Final legislative action on bill cracking down on illegal moving companies scheduled for Monday

Final legislative action on bill cracking down on illegal moving companies scheduled for Monday

Serena DiMaso

TRENTON, N.J. – Unlicensed moving and storage companies face increased penalties under legislation scheduled for an Assembly vote on Monday.

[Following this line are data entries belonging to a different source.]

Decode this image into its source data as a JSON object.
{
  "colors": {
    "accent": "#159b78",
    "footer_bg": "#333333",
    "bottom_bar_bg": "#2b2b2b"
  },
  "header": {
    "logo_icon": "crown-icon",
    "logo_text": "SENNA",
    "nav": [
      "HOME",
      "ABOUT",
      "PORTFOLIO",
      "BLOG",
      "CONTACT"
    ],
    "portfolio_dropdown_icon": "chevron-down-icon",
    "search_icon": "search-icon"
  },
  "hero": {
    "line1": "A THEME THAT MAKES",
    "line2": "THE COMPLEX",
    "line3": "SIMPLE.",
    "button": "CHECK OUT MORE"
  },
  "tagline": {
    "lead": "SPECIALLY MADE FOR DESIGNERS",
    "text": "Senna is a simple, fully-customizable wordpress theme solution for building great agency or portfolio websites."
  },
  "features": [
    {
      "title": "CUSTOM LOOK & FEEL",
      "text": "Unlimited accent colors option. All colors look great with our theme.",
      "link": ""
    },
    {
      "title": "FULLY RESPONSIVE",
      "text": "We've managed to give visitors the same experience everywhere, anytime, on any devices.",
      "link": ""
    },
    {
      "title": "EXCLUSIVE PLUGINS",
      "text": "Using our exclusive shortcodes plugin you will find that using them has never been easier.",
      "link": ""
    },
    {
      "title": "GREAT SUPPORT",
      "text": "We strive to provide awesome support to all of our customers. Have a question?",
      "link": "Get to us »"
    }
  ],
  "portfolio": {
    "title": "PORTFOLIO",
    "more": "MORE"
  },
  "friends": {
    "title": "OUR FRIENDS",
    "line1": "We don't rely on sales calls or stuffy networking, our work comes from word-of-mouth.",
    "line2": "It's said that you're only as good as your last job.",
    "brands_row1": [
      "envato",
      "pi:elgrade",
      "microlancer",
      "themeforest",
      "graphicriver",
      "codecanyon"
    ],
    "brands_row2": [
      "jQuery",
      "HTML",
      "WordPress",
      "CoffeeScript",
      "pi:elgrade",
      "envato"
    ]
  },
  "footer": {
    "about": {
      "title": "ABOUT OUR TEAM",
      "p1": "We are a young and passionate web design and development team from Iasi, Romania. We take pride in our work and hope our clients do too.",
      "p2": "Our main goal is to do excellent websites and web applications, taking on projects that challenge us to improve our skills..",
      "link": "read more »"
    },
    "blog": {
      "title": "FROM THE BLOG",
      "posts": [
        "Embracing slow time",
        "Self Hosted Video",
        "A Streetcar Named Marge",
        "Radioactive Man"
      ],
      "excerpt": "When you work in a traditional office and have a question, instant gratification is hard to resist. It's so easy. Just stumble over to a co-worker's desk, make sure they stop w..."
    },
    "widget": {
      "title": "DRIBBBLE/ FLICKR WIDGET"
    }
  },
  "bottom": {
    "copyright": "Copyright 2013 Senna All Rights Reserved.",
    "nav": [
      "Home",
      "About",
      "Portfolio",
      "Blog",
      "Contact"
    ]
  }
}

Sponsored by Assemblywomen Serena DiMaso and Amy Handlin, the bill (S781/A4884/A3617) passed the Senate in June and with Assembly approval will move to Gov. Phil Murphy’s desk for consideration.

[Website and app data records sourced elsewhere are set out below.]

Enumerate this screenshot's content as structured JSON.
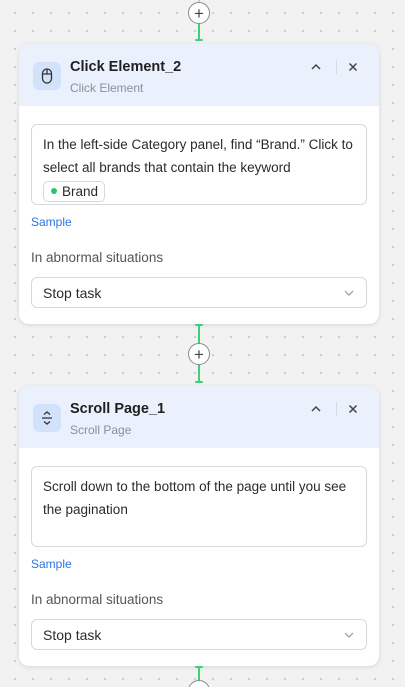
{
  "flow": {
    "steps": [
      {
        "title": "Click Element_2",
        "type": "Click Element",
        "icon": "mouse-icon",
        "description_text": "In the left-side Category panel, find “Brand.” Click to select all brands that contain the keyword",
        "keyword_chip": "Brand",
        "sample_label": "Sample",
        "abnormal_label": "In abnormal situations",
        "abnormal_value": "Stop task"
      },
      {
        "title": "Scroll Page_1",
        "type": "Scroll Page",
        "icon": "scroll-icon",
        "description_text": "Scroll down to the bottom of the page until you see the pagination",
        "sample_label": "Sample",
        "abnormal_label": "In abnormal situations",
        "abnormal_value": "Stop task"
      }
    ],
    "add_button_glyph": "+"
  },
  "colors": {
    "canvas": "#f2f2f2",
    "header": "#eaf1fd",
    "icon_bg": "#d2e2fb",
    "connector_active": "#3ecf7a",
    "link": "#2a73e0"
  }
}
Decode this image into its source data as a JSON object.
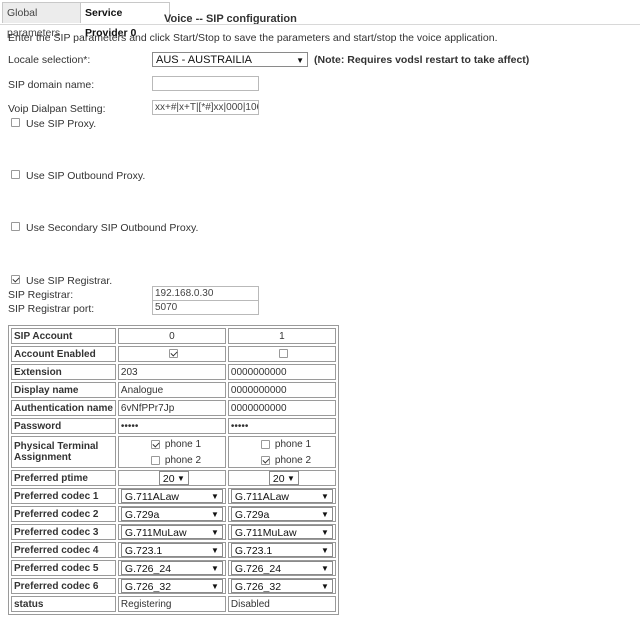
{
  "tabs": {
    "global": "Global parameters",
    "provider": "Service Provider 0"
  },
  "page_title": "Voice -- SIP configuration",
  "intro": "Enter the SIP parameters and click Start/Stop to save the parameters and start/stop the voice application.",
  "locale": {
    "label": "Locale selection*:",
    "value": "AUS - AUSTRAILIA",
    "note": "(Note: Requires vodsl restart to take affect)"
  },
  "sip_domain": {
    "label": "SIP domain name:",
    "value": ""
  },
  "dialplan": {
    "label": "Voip Dialpan Setting:",
    "value": "xx+#|x+T|[*#]xx|000|106"
  },
  "use_sip_proxy": {
    "label": "Use SIP Proxy.",
    "checked": false
  },
  "use_outbound_proxy": {
    "label": "Use SIP Outbound Proxy.",
    "checked": false
  },
  "use_secondary_outbound": {
    "label": "Use Secondary SIP Outbound Proxy.",
    "checked": false
  },
  "use_registrar": {
    "label": "Use SIP Registrar.",
    "checked": true
  },
  "registrar": {
    "label": "SIP Registrar:",
    "value": "192.168.0.30"
  },
  "registrar_port": {
    "label": "SIP Registrar port:",
    "value": "5070"
  },
  "table": {
    "rows": {
      "account": "SIP Account",
      "enabled": "Account Enabled",
      "extension": "Extension",
      "display_name": "Display name",
      "auth_name": "Authentication name",
      "password": "Password",
      "terminal": "Physical Terminal Assignment",
      "ptime": "Preferred ptime",
      "codec1": "Preferred codec 1",
      "codec2": "Preferred codec 2",
      "codec3": "Preferred codec 3",
      "codec4": "Preferred codec 4",
      "codec5": "Preferred codec 5",
      "codec6": "Preferred codec 6",
      "status": "status"
    },
    "phone1": "phone 1",
    "phone2": "phone 2",
    "accounts": [
      {
        "id": "0",
        "enabled": true,
        "extension": "203",
        "display_name": "Analogue",
        "auth_name": "6vNfPPr7Jp",
        "password": "•••••",
        "phone1": true,
        "phone2": false,
        "ptime": "20",
        "codec1": "G.711ALaw",
        "codec2": "G.729a",
        "codec3": "G.711MuLaw",
        "codec4": "G.723.1",
        "codec5": "G.726_24",
        "codec6": "G.726_32",
        "status": "Registering"
      },
      {
        "id": "1",
        "enabled": false,
        "extension": "0000000000",
        "display_name": "0000000000",
        "auth_name": "0000000000",
        "password": "•••••",
        "phone1": false,
        "phone2": true,
        "ptime": "20",
        "codec1": "G.711ALaw",
        "codec2": "G.729a",
        "codec3": "G.711MuLaw",
        "codec4": "G.723.1",
        "codec5": "G.726_24",
        "codec6": "G.726_32",
        "status": "Disabled"
      }
    ]
  }
}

“Most movers are trustworthy and reliable, but there are unscrupulous businesses that avoid licensing and prey on customers,” said DiMaso (R-Monmouth). “Families entrust their movers with a lifetime of possessions, and once that truck is loaded, they are powerless until the cargo is delivered.”

The legislation doubles the maximum civil penalties for movers operating without a license to $5,000 for a first offense, and increases fees for subsequent violations to $20,000 from $5,000.

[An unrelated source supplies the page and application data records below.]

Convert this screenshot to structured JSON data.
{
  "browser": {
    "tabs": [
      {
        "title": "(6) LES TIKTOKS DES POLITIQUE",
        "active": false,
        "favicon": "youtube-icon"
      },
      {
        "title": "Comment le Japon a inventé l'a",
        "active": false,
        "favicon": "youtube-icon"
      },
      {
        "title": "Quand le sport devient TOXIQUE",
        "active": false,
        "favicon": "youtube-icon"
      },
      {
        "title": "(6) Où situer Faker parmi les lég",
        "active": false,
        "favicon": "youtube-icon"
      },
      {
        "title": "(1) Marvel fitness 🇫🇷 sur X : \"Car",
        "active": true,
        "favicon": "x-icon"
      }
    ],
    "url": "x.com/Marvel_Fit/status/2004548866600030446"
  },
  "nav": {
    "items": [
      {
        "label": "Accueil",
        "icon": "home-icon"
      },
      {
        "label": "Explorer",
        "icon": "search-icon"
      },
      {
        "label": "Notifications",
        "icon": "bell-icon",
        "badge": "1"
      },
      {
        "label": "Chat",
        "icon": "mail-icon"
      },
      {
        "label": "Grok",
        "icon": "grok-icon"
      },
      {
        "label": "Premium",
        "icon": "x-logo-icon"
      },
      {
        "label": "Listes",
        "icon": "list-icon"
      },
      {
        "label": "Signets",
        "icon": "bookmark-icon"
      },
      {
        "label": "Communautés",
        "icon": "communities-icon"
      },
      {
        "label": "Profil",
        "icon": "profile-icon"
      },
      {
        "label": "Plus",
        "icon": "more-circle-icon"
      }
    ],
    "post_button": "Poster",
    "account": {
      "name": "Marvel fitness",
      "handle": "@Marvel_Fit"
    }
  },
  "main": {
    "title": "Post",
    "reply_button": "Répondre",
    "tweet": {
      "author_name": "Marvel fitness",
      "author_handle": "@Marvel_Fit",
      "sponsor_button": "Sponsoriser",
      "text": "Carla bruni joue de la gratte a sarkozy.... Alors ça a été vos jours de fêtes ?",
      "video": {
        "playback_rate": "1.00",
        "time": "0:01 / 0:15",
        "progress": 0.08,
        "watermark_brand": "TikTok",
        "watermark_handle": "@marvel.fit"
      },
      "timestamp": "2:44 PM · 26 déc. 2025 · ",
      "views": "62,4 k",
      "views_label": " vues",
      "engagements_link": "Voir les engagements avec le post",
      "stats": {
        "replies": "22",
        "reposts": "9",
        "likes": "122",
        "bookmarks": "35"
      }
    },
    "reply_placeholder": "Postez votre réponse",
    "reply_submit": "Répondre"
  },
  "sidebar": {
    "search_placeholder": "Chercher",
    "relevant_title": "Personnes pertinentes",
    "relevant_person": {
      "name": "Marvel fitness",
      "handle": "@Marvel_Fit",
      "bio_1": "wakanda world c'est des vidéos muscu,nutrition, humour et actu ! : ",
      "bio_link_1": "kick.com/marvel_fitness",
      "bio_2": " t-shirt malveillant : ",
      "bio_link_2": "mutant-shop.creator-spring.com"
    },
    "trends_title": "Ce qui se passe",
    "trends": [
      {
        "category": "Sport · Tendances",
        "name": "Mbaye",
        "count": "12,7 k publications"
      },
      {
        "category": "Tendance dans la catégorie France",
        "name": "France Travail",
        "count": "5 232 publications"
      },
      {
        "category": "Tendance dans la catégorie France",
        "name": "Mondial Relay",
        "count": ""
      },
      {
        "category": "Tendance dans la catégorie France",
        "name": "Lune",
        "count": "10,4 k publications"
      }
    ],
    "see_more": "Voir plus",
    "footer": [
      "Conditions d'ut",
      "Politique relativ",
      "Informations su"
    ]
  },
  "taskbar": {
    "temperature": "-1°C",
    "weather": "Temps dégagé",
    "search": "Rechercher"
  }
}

A person running a moving business without a license can be charged with a disorderly persons offense, with a fine up to $1,000, six months in jail, a three-month driver’s license suspension, and impoundment of moving vehicles.

“Unlicensed movers and warehousing companies can be a nightmare for consumers, in some cases literally holding their clothes and furnishings hostage,” said Handlin (R-Monmouth). “That will end under this bill. We’re putting some teeth in the law and significantly increasing the penalties as a deterrent to predatory operators.”

In August, the state Division of Consumer Affairs fined 29 unlicensed moving companies. All the companies advertised online. DiMaso and Handlin’s bill requires unlicensed operators to remove their websites, or face a fine of $1,000 per day for non-compliance.

The bill also specifies if a moving or storage company is paid in full and an employee fails to release the property to the owner, the employee can be charged with a fourth degree crime which comes with a fine up to $10,000 and 18 months in jail.